Small-ish wars may perhaps bring small memorials – there’s at least one dedicated to the nineteen American fatalities from Operation Urgent Fury – whereas, traditionally, larger wars created more and larger memorials.

There are memorials to the American Civil War everywhere – statues and plaques and parks and plinths and fountains, oh my.

When The Great War (WWI) ended, memorials to the far too many young victims of the most brutal conflict appeared in, quite possibly, even more places than for the Civil War.

From 1918 to 1943 or so, it seems you could hardly turn around without running into a memorial to WWI, here in the States. There were the big expensive memorials, of course – and where there wasn’t room, or money, to build one of those, people bolted an artillery piece to a concrete slab in a corner of a park somewhere. Some were undoubtedly American-made, but it seems like the Atlantic, at the end of the war, must have been brimming with transport ships carrying German cannons westward, destined to wind up in parks in small towns across the country.

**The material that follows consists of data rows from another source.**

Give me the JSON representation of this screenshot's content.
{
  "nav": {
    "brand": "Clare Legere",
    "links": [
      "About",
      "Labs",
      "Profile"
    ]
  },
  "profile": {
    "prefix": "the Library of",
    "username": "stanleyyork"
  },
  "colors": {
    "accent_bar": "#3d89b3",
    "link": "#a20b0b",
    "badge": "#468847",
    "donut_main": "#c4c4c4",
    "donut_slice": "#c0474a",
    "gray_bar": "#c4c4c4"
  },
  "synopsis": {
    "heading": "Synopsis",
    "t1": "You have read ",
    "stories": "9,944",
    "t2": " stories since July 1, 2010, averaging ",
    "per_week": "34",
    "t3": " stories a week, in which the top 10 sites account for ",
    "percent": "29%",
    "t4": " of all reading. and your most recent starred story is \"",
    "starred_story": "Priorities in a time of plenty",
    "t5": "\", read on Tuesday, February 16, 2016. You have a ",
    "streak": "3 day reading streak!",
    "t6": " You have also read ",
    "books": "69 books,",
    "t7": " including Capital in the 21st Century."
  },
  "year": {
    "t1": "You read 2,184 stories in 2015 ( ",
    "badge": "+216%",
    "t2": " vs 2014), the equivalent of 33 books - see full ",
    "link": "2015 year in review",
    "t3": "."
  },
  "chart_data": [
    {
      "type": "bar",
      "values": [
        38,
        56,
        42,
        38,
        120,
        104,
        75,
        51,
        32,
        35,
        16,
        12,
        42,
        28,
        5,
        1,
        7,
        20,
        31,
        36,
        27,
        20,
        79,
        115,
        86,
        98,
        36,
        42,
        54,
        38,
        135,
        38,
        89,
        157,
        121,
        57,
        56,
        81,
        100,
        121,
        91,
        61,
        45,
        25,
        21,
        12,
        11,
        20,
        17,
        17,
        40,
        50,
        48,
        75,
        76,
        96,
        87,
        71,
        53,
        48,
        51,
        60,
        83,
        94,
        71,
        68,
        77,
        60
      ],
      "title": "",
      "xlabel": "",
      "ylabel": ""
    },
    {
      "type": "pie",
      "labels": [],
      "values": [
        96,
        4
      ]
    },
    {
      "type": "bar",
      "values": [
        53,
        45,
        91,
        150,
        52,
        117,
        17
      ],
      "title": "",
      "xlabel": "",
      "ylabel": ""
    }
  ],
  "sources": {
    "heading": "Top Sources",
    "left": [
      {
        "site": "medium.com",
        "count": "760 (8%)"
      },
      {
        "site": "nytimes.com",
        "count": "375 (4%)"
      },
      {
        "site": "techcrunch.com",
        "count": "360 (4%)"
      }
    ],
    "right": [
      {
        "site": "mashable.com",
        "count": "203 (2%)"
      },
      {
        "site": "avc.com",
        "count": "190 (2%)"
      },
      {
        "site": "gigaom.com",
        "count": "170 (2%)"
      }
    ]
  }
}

A lot of ’em didn’t survive the scrap drives during WWII, of course, and many have disappeared since, as old age, the environment, and apathy changed people’s perceptions of what were increasingly rusty eyesores. That was okay, though, because post-WWII, every town and city with a VFW lodge seems to have acquired, however briefly, a surplus (American) tank, as combination memorial/trophy/conspicuous display of the overwhelming awesomeness of American engineering.

Over time, a lot of those have themselves disappeared, to museums or collectors or, quite often, scrapyards. Fair’s fair, after all; pointing to a Sherman on a concrete slab and saying “that’s what kicked Hitler’s ass, kid” has lost some of the impact it had in, you know, the early 1950s.

Where are the memorials and war trophies for more recent conflicts, though? Where are the rusty T-62s or M-60s commemorating the First Gulf War? After the Second Gulf War we of course set about an ambitious programme of nation-building, and in our typical penny-pinching style all the surviving BRDMs and whatnot wound up serving the New Model Iraqi Army.

And then there’s the Taliban. I suppose we haven’t actually won that war, yet – and it’s hard to deny that a battered Datsun pickup truck is a pretty pathetic memorial to the many who gave their all over there. Perhaps if and when that war ever ends, the thousands of already obsolescent up-armoured HMMWVs and first-generation MRAPs can get demilitarized and stuck on concrete slabs somewhere, but it lacks a certain something compared to a Feldhaubitze 98/09, don’t you think?

In all seriousness, though – nation-building and counter-insurgency conflict without end notwithstanding – whither the war trophies?

Published in: Geekiness, General, History | on August 4th, 2011 | Comments Off on Whither the War Trophies?